Today on the Fourth of July, I want to tell you about an amazing revolutionary poet . . . who was a slave.
On Independence Day, we gobble hot dogs, watch parades, wave flags and, if we’re on the thoughtful side, think of the bravery of the founders who fought to gain freedom for themselves and for us.
But as a brilliant Revolutionary War-era poet reminds us, the freedom they fought for did not apply to everyone.
The poet’s name was Phillis Wheatley, and she was born in Senegal, Africa, in about 1753. As a small child, she was captured and brought to America on a slave ship, where she was purchased by a Boston businessman named John Wheatley. Wheatley and his family recognized the child’s intellectual gifts and—in an amazing move for the times—decided to educate her, not only in reading and writing, but also in Greek, Latin, theology, literature, history, and poetry.
Wheatley published her first poem when she was just 13 years old. In 1773, while still in her teens, Wheatley published a collection of poems. The book made her a literary celebrity on both sides of the Atlantic. She was the first woman of African descent ever to publish a book of poetry—and the first slave to do so.
One of Wheatley’s poems, titled “On being brought from AFRICA to AMERICA,” expressed her gratefulness that her capture and enslavement had happened—not because they were in themselves good things—they were evil things—but because her journey to America led to her conversion to Christianity. In other words, God brought something good out of terrible events.
In his book, titled “Phillis Wheatley, Biography of a Genius in Bondage,” Vincent Carretta notes that Phillis “was a beneficiary of the Great Awakening, with its Protestant emphases on the need for literacy because of the primacy of the Bible . . . and on the Christian duty to evangelize to white as well as black audiences.” The Bible, he writes, “had the greatest influence on her developing craft.”
Phillis was a strong supporter of American independence. But during the build-up to the war, Phillis used her pen to hint at the hypocrisy of those who demanded freedom for themselves while continuing to enslave others. Carretta cites the poem “America,” which “emphasize[s] the subtext of chattel slavery.” It reminded colonists that, while white Americans desired freedom from “metaphorical slavery,” blacks were “suffering under actual enslavement.”
Wheatley makes a similar point in a poem titled “To the Right Honorable William, Earl of Dartmouth.” She writes:
“Should you, my lord, while you peruse my song,

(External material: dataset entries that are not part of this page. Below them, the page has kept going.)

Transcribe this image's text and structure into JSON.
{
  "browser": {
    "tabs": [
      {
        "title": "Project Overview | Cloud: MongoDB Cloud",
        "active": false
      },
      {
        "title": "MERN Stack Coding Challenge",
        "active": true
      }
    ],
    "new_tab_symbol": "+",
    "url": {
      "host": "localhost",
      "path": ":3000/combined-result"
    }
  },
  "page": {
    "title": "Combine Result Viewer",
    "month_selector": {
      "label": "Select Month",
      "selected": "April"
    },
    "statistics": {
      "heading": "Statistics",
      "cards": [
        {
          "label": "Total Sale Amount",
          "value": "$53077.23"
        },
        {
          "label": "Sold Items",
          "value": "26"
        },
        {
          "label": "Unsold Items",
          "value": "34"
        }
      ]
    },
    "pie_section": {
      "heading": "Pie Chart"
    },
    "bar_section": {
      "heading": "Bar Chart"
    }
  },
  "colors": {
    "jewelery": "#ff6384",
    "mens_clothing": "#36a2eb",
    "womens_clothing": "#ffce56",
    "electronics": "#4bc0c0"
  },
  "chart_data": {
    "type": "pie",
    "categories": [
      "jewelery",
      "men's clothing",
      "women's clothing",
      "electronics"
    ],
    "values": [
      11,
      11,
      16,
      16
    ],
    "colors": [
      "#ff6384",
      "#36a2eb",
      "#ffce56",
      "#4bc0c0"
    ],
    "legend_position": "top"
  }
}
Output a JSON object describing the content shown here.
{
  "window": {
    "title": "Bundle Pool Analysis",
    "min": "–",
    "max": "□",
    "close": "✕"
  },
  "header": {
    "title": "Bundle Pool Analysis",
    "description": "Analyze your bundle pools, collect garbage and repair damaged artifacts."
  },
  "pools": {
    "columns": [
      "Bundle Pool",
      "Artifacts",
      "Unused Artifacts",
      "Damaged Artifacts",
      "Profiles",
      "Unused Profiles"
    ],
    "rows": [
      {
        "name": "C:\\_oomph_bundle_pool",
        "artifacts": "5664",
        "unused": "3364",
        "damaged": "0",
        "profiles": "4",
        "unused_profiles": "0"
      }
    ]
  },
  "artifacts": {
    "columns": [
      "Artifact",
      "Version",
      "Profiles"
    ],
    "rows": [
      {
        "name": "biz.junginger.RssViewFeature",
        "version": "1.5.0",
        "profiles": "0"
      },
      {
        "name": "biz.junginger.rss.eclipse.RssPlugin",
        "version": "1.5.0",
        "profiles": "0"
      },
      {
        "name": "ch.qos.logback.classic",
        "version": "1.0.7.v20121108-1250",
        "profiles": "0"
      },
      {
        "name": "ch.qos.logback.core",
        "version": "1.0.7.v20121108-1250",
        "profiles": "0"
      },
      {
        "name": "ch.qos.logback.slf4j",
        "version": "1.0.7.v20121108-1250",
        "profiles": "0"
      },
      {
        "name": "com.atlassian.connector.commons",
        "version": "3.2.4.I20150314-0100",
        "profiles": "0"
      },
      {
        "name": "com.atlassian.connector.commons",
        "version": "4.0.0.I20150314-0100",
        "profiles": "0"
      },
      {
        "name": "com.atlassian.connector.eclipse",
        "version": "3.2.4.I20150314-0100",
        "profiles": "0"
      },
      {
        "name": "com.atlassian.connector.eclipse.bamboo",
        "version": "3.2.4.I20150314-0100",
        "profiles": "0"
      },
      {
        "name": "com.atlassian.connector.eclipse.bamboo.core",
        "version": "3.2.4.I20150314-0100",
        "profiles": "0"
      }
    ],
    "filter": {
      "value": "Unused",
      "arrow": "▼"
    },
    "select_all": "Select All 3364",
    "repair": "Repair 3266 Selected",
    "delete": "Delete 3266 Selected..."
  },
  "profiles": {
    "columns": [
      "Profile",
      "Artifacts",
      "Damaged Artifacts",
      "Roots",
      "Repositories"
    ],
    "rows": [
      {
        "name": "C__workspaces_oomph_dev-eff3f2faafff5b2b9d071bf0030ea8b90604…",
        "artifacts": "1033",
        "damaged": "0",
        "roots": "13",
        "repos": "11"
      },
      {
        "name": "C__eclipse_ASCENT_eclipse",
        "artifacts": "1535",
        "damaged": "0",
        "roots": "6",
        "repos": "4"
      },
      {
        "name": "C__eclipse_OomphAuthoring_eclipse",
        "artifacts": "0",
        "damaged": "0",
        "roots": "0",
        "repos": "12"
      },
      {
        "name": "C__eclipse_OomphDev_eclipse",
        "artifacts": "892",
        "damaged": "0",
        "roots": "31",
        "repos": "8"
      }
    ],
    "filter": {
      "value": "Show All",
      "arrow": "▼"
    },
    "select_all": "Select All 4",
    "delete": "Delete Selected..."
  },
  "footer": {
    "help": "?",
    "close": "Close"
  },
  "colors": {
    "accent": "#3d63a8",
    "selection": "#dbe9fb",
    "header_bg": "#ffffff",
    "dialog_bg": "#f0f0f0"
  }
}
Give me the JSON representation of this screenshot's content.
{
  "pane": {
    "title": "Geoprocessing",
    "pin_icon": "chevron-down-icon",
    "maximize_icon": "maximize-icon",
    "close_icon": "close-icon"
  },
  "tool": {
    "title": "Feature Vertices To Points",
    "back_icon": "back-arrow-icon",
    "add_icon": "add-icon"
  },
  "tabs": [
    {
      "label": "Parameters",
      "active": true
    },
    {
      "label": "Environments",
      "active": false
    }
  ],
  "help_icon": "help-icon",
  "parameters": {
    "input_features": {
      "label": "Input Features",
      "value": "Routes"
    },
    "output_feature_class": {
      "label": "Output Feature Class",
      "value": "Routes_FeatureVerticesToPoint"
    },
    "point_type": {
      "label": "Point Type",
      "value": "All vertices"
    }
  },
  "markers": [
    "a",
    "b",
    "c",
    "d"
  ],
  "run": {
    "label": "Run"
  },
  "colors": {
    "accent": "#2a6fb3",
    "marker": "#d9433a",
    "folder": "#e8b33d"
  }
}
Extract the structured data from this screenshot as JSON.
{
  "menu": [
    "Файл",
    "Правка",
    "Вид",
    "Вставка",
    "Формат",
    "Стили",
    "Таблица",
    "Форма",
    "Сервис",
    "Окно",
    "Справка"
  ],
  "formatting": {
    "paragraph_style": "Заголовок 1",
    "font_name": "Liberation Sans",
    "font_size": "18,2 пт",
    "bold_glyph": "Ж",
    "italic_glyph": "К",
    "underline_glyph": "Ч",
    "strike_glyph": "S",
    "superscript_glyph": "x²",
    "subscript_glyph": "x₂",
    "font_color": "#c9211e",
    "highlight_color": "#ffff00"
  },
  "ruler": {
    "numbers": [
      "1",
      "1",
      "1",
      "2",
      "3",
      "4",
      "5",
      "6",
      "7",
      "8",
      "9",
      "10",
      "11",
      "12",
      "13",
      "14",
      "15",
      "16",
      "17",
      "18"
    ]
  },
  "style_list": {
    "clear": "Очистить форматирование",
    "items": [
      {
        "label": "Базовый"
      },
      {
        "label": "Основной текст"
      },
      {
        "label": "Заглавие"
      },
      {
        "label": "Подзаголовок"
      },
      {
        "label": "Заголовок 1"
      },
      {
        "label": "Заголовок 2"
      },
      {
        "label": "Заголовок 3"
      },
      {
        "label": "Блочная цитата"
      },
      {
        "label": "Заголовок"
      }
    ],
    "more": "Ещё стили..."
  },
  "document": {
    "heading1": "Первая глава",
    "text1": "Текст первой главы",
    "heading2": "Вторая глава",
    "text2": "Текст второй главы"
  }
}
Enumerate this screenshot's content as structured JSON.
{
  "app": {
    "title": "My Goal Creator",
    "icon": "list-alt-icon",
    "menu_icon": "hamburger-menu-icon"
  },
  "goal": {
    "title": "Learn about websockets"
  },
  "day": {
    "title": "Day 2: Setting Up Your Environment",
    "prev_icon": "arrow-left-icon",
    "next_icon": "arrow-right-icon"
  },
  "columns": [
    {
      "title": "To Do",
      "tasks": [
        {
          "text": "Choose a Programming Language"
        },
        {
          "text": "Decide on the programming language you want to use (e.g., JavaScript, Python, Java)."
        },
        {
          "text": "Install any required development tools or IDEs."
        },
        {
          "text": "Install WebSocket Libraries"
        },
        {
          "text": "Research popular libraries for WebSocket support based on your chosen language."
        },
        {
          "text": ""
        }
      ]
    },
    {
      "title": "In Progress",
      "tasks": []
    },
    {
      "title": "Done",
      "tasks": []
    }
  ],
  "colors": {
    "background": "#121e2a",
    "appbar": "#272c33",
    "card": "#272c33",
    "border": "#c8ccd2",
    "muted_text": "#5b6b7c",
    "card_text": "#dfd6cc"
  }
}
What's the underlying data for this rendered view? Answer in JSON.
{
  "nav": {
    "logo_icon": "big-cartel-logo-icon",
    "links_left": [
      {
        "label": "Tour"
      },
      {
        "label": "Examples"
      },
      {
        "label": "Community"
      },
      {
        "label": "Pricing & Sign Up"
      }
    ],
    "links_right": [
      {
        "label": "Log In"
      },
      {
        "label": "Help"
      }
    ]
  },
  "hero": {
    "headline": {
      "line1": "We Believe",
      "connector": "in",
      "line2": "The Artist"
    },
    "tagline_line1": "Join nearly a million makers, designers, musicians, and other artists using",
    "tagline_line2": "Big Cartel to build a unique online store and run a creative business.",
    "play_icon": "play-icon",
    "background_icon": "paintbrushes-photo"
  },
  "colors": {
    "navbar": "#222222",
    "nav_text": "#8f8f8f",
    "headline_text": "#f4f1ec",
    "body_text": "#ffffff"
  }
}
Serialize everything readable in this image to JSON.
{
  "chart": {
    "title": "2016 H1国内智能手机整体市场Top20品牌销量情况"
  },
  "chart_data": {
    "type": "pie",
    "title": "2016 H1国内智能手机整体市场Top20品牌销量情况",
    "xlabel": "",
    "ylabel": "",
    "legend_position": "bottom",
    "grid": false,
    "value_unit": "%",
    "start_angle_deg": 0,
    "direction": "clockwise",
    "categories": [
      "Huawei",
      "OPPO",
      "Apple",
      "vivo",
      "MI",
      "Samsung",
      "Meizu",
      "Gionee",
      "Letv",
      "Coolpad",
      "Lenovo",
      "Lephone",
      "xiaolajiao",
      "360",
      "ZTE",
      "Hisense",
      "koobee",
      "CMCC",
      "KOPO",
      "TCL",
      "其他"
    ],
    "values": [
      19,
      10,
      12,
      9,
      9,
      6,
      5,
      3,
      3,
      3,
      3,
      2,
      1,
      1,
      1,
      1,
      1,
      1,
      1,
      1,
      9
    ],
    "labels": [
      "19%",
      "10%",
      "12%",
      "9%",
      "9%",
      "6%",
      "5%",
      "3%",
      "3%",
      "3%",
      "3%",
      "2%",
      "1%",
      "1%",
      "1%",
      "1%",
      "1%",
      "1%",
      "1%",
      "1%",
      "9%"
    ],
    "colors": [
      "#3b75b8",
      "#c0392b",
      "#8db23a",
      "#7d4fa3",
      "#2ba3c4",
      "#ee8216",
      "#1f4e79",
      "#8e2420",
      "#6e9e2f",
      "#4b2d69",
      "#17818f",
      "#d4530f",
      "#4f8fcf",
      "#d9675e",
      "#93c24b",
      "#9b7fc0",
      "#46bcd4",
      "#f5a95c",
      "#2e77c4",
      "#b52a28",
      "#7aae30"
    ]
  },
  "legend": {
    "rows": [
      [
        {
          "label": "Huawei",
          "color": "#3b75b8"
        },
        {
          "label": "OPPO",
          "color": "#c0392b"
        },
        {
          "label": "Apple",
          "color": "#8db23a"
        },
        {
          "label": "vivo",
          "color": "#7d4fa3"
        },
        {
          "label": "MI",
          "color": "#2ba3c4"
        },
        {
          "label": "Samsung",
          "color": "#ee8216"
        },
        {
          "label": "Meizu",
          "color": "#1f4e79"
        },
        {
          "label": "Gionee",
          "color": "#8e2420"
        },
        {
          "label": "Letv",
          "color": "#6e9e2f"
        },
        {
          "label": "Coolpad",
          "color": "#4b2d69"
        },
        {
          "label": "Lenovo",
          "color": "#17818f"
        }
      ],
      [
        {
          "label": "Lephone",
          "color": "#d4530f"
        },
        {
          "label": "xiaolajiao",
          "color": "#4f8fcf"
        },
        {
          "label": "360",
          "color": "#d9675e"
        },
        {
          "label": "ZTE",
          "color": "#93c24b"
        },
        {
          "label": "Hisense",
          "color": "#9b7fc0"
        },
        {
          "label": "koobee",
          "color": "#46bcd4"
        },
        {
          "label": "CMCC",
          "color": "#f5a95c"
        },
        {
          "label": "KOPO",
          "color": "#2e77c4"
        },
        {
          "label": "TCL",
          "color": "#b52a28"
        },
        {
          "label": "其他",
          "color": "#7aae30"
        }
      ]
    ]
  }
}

Wonder from whence my love of Freedom sprung,
. . . I, young in life, by seeming cruel fate
Was snatch’d from Afric’s fancy’d happy seat.
. . . And can I then but pray
Others may never feel tyrannic sway?”
Carretta says that readers of her poems “would have seen Wheatley as a powerful voice in the chorus of calls for rebellious Americans to be consistent in their demands for personal and political freedom.”
Moreover, the fact that Wheatley was composing poetry of such high quality put the lie to the claim, by many slave owners, that blacks did not have as great an aptitude for intellectual achievement as did whites. Her poetry led to correspondence with John Hancock, Benjamin Franklin, John Paul Jones, and George Washington. Abolitionists quoted Wheatley’s poems, noting their excellence.
Wheatley achieved her heart’s desire when, at the age of twenty, her owners set her free.
On Independence Day, why not share this story of Phillis Wheatley with your family, and read aloud one of her inspiring poems. And take a moment to remember for those who still live in bondage around the globe—and pray, with Phillis Wheatley, for the day that “Others may never feel tyrannic sway.”
The Genius of Phillis Wheatley: Revolutionary Poet . . . Slave
Take our Independence Day celebration as an opportunity to learn more about Phillis Wheatley. Read Vincent Carretta’s book about this inspiring Christian woman who used her poetry to proclaim that true independence should be available for everyone. And click here to listen to today’s BreakPoint podcast. It’s a compilation of Chuck Colson’s best commentaries on Christians and patriotism.